"Cowden’s syndrome is a rare familial autosomal disease that has been localized through several genetic studies to chromosome 10q23 and the tumor-suppressor gene PTEN.41–43 The phenotypic hallmarks of this disease include multiple facial papules, trichilemmomas, oral papillomas, and macrocephaly, though there are varied expressions of the disease even among families.42,44 Breast cancers are the most frequent malignancies reported to be associated with this syndrome, though various organ systems can be involved, including gastrointestinal and urogenital.41,43,44 "
[Show abstract][Hide abstract] ABSTRACT: There are several hereditary diseases that are a predisposition to early-onset tumors.

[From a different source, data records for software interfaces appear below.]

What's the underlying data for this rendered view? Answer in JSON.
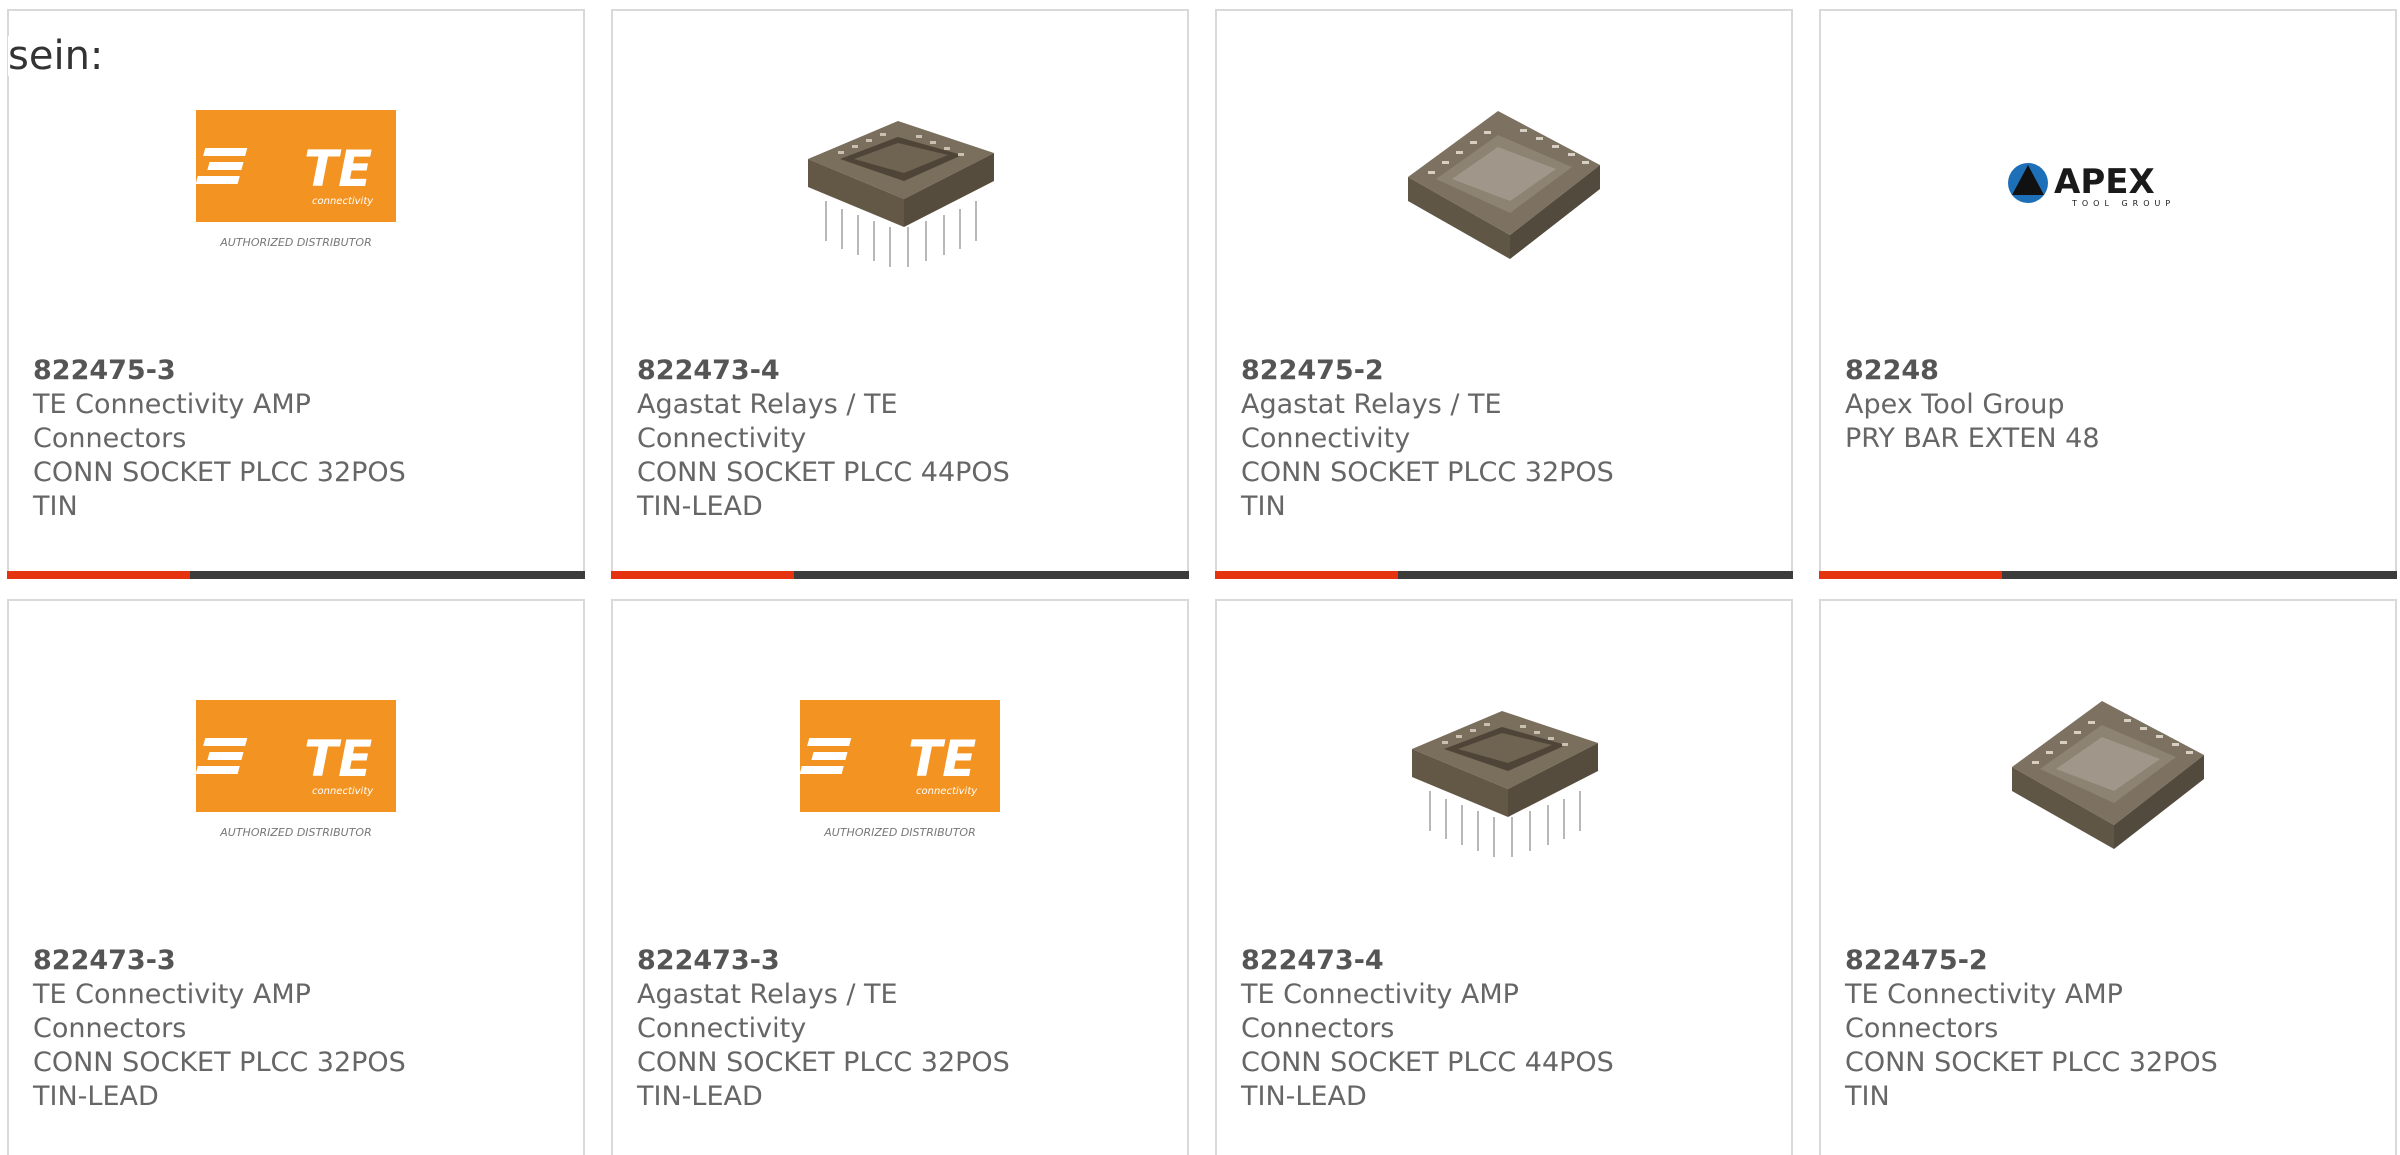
{
  "intro_text": "sein:",
  "colors": {
    "accent": "#e5330f",
    "bar": "#3c3c3c",
    "te_orange": "#f39322",
    "card_border": "#d9d9d9"
  },
  "logos": {
    "te_logo_text": "TE",
    "te_logo_sub": "connectivity",
    "te_logo_caption": "AUTHORIZED DISTRIBUTOR",
    "apex_logo_text": "APEX",
    "apex_logo_sub": "TOOL GROUP"
  },
  "products": [
    {
      "part": "822475-3",
      "manufacturer": "TE Connectivity AMP Connectors",
      "description": "CONN SOCKET PLCC 32POS TIN",
      "image_icon": "te-logo-icon"
    },
    {
      "part": "822473-4",
      "manufacturer": "Agastat Relays / TE Connectivity",
      "description": "CONN SOCKET PLCC 44POS TIN-LEAD",
      "image_icon": "plcc-socket-pins-icon"
    },
    {
      "part": "822475-2",
      "manufacturer": "Agastat Relays / TE Connectivity",
      "description": "CONN SOCKET PLCC 32POS TIN",
      "image_icon": "plcc-socket-icon"
    },
    {
      "part": "82248",
      "manufacturer": "Apex Tool Group",
      "description": "PRY BAR EXTEN 48",
      "image_icon": "apex-logo-icon"
    },
    {
      "part": "822473-3",
      "manufacturer": "TE Connectivity AMP Connectors",
      "description": "CONN SOCKET PLCC 32POS TIN-LEAD",
      "image_icon": "te-logo-icon"
    },
    {
      "part": "822473-3",
      "manufacturer": "Agastat Relays / TE Connectivity",
      "description": "CONN SOCKET PLCC 32POS TIN-LEAD",
      "image_icon": "te-logo-icon"
    },
    {
      "part": "822473-4",
      "manufacturer": "TE Connectivity AMP Connectors",
      "description": "CONN SOCKET PLCC 44POS TIN-LEAD",
      "image_icon": "plcc-socket-pins-icon"
    },
    {
      "part": "822475-2",
      "manufacturer": "TE Connectivity AMP Connectors",
      "description": "CONN SOCKET PLCC 32POS TIN",
      "image_icon": "plcc-socket-icon"
    }
  ]
}
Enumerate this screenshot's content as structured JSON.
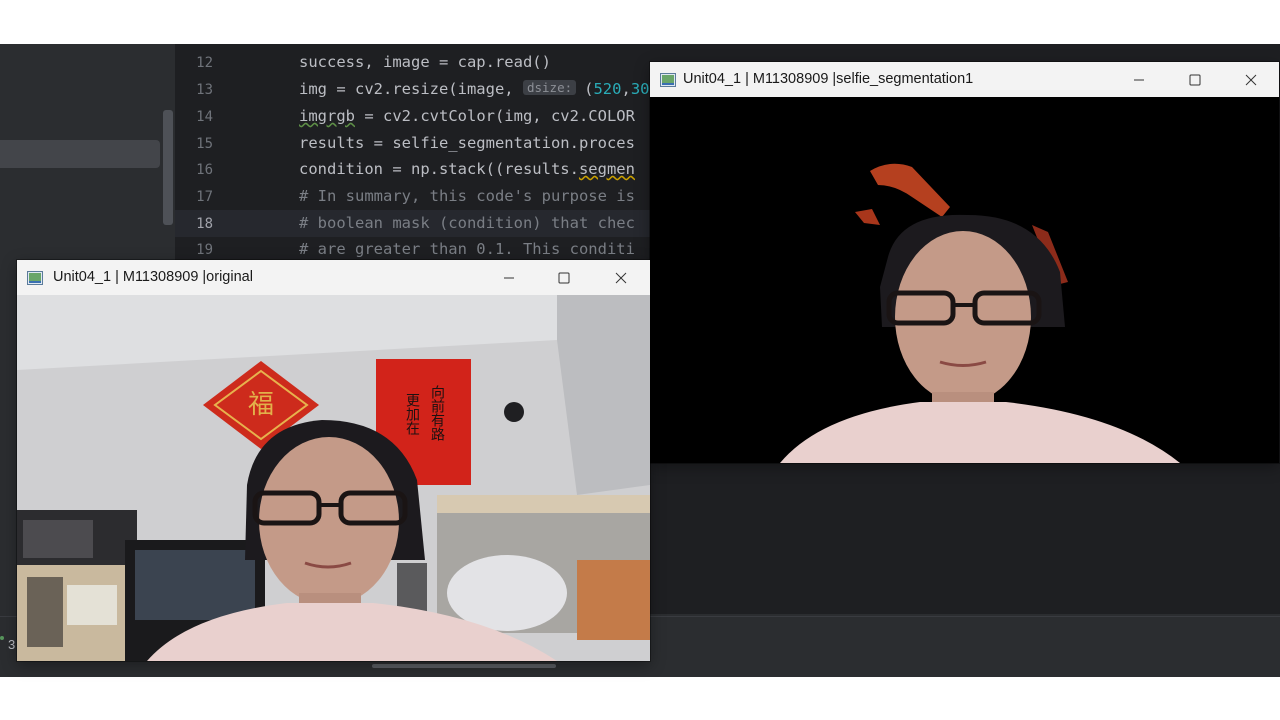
{
  "editor": {
    "lines": [
      {
        "num": "12",
        "before": "success, image = cap.read()"
      },
      {
        "num": "13",
        "before": "img = cv2.resize(image, ",
        "hint": "dsize:",
        "after_open": "(",
        "number_a": "520",
        "comma": ",",
        "number_b": "30"
      },
      {
        "num": "14",
        "warn": "imgrgb",
        "before": " = cv2.cvtColor(img, cv2.COLOR"
      },
      {
        "num": "15",
        "before": "results = selfie_segmentation.proces"
      },
      {
        "num": "16",
        "before": "condition = np.stack((results.",
        "warn": "segmen"
      },
      {
        "num": "17",
        "comment": "# In summary, this code's purpose is"
      },
      {
        "num": "18",
        "comment": "# boolean mask (condition) that chec"
      },
      {
        "num": "19",
        "comment": "# are greater than 0.1. This conditi"
      }
    ],
    "bottom_mark": "3"
  },
  "windows": {
    "segmentation": {
      "title": "Unit04_1 | M11308909 |selfie_segmentation1",
      "minimize_icon": "minimize-icon",
      "maximize_icon": "maximize-icon",
      "close_icon": "close-icon"
    },
    "original": {
      "title": "Unit04_1 | M11308909 |original",
      "minimize_icon": "minimize-icon",
      "maximize_icon": "maximize-icon",
      "close_icon": "close-icon"
    }
  },
  "poster": {
    "diamond_char": "福",
    "scroll_lines": [
      "向前有路",
      "更加在"
    ]
  },
  "colors": {
    "editor_bg": "#1e1f22",
    "ide_bg": "#2b2d30",
    "code_text": "#bcbec4",
    "number": "#2aacb8",
    "comment": "#7a7e85",
    "titlebar": "#f3f3f3",
    "poster_red": "#d2231a"
  }
}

These include syndromic conditions like neurofibromatosis 1 and 2, von Hippel-Lindau syndrome, Gorlin syndrome, multiple endocrine neoplasia, and familial adenomatous polyposis; and conditions which are usually not possible to diagnose clinically in a single individual, such as Lynch syndrome and BRCA1/2. Understanding of the mortality in hereditary cancer predisposing diseases is important for developing effective disease treatment programs. A number of studies have been undertaken to investigate the genetic predictors, prevalence and incidence, and treatment outcomes of these diseases; however, the majority examine only the most common of these diseases (eg, neurofibromatosis or BRCA), or look into postoperative survival. The mortality of individuals who are diagnosed with one of these hereditary diseases remains an area for investigation. This review is the first to attempt identification of studies investigating life expectancy in hereditary diseases which predispose to early-onset tumors.
Full-text · Article · Jul 2013 · The Application of Clinical Genetics